‘Tis the season of joy, yet some of us are struggling with terribly difficult circumstances that threaten to leave us doubtful anything can turn out well. We question the statement people kindly offer, “God will never give you more than you can handle.” Some are lost in despair, fear, doubt, sadness, frustration and loneliness when well-intentioned people try to encourage joy because it is the Christmas season. We reply with thanks for their support, but internally wonder “Joy?! How can I possibly find joy in the midst of THIS?” What exactly is it about Christmas that should prompt deep and overwhelming joy when our circumstances keep us from even feeling happy?
I’ve been there more times in my short thirty-nine years of life than I ever could have imagined. The terrible circumstances began when I was only fifteen. My troubles of losing friends to suicide, my own suicidal plans, narrowly surviving devastating injuries from the Columbine High School shooting in 1999, and raising a child with a disability have often prompted people to say to me, “Why you?” “Again?” “Haven’t you had your fair share?” I assure you that none of those trials made me feel ‘happy’.
How do we make sense of this idea about finding joy in the middle of suffering? First, we must understand there is a difference between happiness and joy. Joy is not happiness about what has been, but hope in what is to come. The Bible is not suggesting that we feel glad, or happy, about our circumstances because these things are temporary and ever-changing. Instead, we are encouraged to be joyful about something that is constant…what we have been given despite what is happening. See how the following verses pull this idea together:
James 1:2 “Count it all joy when you meet trials of various kinds.”
Romans 8:28 “…we know that in all things He works for the good of those who love Him.”
Romans 15:13 “May the God of hope fill you with all joy and peace as you trust him, so that you may overflow with hope (eternal) by the power of the Holy Spirit.”
The hope referred to is eternal, not hope for a positive outcome of the trial (which is not wrong to wish for, but is a different kind of hope). Proverbs 10:28 explains, “The hope (of heaven) of the righteous brings joy, the expectation of the wicked will perish.”
Now that we know the difference between happiness and joy, we can reflect on why the season of Christmas is truly all about JOY. Joy, because we have been gifted Jesus, a Messiah, who is constant and never-changing.
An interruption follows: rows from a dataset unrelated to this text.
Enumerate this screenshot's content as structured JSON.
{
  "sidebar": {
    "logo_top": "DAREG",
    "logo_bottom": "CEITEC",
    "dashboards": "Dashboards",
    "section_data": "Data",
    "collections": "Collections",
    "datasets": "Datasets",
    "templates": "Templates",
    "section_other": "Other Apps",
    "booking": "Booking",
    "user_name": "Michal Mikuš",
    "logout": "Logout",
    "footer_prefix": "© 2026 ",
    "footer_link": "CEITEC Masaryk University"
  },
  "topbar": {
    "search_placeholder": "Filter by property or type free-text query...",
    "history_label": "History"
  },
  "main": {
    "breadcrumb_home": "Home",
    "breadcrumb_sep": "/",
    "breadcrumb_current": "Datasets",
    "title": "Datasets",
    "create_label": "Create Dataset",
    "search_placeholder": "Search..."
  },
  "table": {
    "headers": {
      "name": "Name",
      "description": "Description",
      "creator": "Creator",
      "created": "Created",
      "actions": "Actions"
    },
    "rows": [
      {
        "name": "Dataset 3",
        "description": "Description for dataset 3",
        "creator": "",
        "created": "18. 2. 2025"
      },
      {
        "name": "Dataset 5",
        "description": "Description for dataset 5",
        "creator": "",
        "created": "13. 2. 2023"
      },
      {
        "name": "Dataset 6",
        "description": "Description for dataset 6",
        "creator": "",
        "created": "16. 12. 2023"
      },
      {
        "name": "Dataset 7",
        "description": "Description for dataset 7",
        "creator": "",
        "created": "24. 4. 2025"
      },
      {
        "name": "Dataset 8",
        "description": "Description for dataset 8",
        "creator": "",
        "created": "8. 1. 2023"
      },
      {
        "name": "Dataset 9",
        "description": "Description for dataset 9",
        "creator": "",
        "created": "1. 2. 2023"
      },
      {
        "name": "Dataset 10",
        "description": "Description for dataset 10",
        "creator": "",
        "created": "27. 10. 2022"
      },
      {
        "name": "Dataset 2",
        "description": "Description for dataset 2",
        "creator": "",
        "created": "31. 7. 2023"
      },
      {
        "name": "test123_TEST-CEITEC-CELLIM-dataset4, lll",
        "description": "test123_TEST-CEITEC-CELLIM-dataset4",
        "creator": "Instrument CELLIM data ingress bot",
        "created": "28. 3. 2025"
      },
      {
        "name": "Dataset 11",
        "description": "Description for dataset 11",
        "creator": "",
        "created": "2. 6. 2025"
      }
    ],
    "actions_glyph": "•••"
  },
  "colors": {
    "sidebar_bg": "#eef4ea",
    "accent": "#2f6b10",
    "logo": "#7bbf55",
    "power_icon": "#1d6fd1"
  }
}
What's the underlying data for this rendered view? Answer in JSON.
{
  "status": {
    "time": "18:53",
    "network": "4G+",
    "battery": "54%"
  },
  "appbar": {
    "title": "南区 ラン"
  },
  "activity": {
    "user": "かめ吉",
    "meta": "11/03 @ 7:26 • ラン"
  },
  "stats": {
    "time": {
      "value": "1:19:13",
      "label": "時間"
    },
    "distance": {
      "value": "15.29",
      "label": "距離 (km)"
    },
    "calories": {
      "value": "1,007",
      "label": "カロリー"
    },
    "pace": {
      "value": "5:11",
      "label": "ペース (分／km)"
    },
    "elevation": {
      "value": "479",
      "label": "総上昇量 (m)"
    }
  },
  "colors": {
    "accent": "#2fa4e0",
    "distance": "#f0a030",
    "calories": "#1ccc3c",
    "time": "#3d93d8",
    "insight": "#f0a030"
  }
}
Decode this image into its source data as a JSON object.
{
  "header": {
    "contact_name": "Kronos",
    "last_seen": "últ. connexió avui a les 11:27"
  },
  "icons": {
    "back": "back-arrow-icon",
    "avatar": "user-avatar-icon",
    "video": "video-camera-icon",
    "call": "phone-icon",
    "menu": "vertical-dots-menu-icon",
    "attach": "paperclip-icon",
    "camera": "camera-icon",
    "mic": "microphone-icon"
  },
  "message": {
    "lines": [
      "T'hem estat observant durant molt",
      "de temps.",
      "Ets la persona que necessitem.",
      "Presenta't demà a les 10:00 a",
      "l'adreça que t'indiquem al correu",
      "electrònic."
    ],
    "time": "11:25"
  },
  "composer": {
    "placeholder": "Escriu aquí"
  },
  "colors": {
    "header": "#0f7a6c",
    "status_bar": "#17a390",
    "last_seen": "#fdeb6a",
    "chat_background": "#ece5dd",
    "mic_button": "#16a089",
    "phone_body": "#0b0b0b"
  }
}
We have been given a sure, promised eternal outcome; the focus of all our hope despite anything that happens here under the sun. This gift will never change, and should be the source of our hope which provides sustaining joy through the events of this life that keep us from being happy.
May our rejoicing this Christmas season be an outward celebration of the joy we have in the hope of Jesus.